What needs to be done: Your response should contain every record below, copied exactly.

[Element data from apps and pages]
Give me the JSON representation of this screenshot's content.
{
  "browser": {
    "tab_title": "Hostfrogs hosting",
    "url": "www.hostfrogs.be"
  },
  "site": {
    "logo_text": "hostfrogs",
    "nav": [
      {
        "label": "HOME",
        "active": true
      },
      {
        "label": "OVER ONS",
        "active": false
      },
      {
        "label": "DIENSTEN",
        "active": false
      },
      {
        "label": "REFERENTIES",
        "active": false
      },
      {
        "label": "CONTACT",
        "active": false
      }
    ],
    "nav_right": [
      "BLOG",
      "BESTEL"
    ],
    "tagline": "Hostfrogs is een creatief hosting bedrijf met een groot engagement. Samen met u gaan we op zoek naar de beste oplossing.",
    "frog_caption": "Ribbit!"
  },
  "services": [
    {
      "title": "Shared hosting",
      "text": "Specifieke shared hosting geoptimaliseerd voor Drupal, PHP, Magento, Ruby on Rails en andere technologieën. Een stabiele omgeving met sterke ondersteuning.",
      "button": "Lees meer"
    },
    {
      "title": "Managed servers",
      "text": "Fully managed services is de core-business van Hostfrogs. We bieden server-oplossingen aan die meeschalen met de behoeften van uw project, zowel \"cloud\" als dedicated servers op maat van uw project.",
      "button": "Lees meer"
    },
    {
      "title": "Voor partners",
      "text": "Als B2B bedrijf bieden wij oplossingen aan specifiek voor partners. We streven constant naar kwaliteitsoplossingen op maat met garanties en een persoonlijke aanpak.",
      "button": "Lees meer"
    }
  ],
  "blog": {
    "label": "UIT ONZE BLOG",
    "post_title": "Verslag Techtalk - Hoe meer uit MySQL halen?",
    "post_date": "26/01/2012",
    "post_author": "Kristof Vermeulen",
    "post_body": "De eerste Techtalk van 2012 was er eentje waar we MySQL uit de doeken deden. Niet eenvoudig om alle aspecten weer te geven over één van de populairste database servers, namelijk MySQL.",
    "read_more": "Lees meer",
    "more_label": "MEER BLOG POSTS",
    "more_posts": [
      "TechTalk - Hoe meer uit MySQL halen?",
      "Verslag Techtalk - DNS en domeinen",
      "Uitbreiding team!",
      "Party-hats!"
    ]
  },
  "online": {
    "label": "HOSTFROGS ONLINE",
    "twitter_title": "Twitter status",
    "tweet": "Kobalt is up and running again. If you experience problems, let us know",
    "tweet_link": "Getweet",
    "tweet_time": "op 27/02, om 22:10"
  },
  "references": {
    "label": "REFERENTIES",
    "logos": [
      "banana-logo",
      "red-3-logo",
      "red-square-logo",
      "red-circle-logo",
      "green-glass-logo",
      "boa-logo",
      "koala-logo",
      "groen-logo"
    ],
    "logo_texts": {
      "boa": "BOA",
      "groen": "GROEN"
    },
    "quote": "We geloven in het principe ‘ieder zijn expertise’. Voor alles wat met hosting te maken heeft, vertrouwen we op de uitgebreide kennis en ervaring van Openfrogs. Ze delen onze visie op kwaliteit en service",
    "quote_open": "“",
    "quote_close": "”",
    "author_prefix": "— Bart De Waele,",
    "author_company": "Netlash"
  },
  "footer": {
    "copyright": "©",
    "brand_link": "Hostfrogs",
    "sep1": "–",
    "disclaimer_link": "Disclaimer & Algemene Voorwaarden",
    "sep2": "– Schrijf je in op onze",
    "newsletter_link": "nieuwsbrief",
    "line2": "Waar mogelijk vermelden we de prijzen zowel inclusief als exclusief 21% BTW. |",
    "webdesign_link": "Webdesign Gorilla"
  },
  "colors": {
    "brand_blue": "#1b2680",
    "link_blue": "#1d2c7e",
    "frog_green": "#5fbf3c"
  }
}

Written reply:
Give me the JSON representation of this screenshot's content.
{
  "browser": {
    "tab_title": "Hostfrogs hosting",
    "url": "www.hostfrogs.be"
  },
  "site": {
    "logo_text": "hostfrogs",
    "nav": [
      {
        "label": "HOME",
        "active": true
      },
      {
        "label": "OVER ONS",
        "active": false
      },
      {
        "label": "DIENSTEN",
        "active": false
      },
      {
        "label": "REFERENTIES",
        "active": false
      },
      {
        "label": "CONTACT",
        "active": false
      }
    ],
    "nav_right": [
      "BLOG",
      "BESTEL"
    ],
    "tagline": "Hostfrogs is een creatief hosting bedrijf met een groot engagement. Samen met u gaan we op zoek naar de beste oplossing.",
    "frog_caption": "Ribbit!"
  },
  "services": [
    {
      "title": "Shared hosting",
      "text": "Specifieke shared hosting geoptimaliseerd voor Drupal, PHP, Magento, Ruby on Rails en andere technologieën. Een stabiele omgeving met sterke ondersteuning.",
      "button": "Lees meer"
    },
    {
      "title": "Managed servers",
      "text": "Fully managed services is de core-business van Hostfrogs. We bieden server-oplossingen aan die meeschalen met de behoeften van uw project, zowel \"cloud\" als dedicated servers op maat van uw project.",
      "button": "Lees meer"
    },
    {
      "title": "Voor partners",
      "text": "Als B2B bedrijf bieden wij oplossingen aan specifiek voor partners. We streven constant naar kwaliteitsoplossingen op maat met garanties en een persoonlijke aanpak.",
      "button": "Lees meer"
    }
  ],
  "blog": {
    "label": "UIT ONZE BLOG",
    "post_title": "Verslag Techtalk - Hoe meer uit MySQL halen?",
    "post_date": "26/01/2012",
    "post_author": "Kristof Vermeulen",
    "post_body": "De eerste Techtalk van 2012 was er eentje waar we MySQL uit de doeken deden. Niet eenvoudig om alle aspecten weer te geven over één van de populairste database servers, namelijk MySQL.",
    "read_more": "Lees meer",
    "more_label": "MEER BLOG POSTS",
    "more_posts": [
      "TechTalk - Hoe meer uit MySQL halen?",
      "Verslag Techtalk - DNS en domeinen",
      "Uitbreiding team!",
      "Party-hats!"
    ]
  },
  "online": {
    "label": "HOSTFROGS ONLINE",
    "twitter_title": "Twitter status",
    "tweet": "Kobalt is up and running again. If you experience problems, let us know",
    "tweet_link": "Getweet",
    "tweet_time": "op 27/02, om 22:10"
  },
  "references": {
    "label": "REFERENTIES",
    "logos": [
      "banana-logo",
      "red-3-logo",
      "red-square-logo",
      "red-circle-logo",
      "green-glass-logo",
      "boa-logo",
      "koala-logo",
      "groen-logo"
    ],
    "logo_texts": {
      "boa": "BOA",
      "groen": "GROEN"
    },
    "quote": "We geloven in het principe ‘ieder zijn expertise’. Voor alles wat met hosting te maken heeft, vertrouwen we op de uitgebreide kennis en ervaring van Openfrogs. Ze delen onze visie op kwaliteit en service",
    "quote_open": "“",
    "quote_close": "”",
    "author_prefix": "— Bart De Waele,",
    "author_company": "Netlash"
  },
  "footer": {
    "copyright": "©",
    "brand_link": "Hostfrogs",
    "sep1": "–",
    "disclaimer_link": "Disclaimer & Algemene Voorwaarden",
    "sep2": "– Schrijf je in op onze",
    "newsletter_link": "nieuwsbrief",
    "line2": "Waar mogelijk vermelden we de prijzen zowel inclusief als exclusief 21% BTW. |",
    "webdesign_link": "Webdesign Gorilla"
  },
  "colors": {
    "brand_blue": "#1b2680",
    "link_blue": "#1d2c7e",
    "frog_green": "#5fbf3c"
  }
}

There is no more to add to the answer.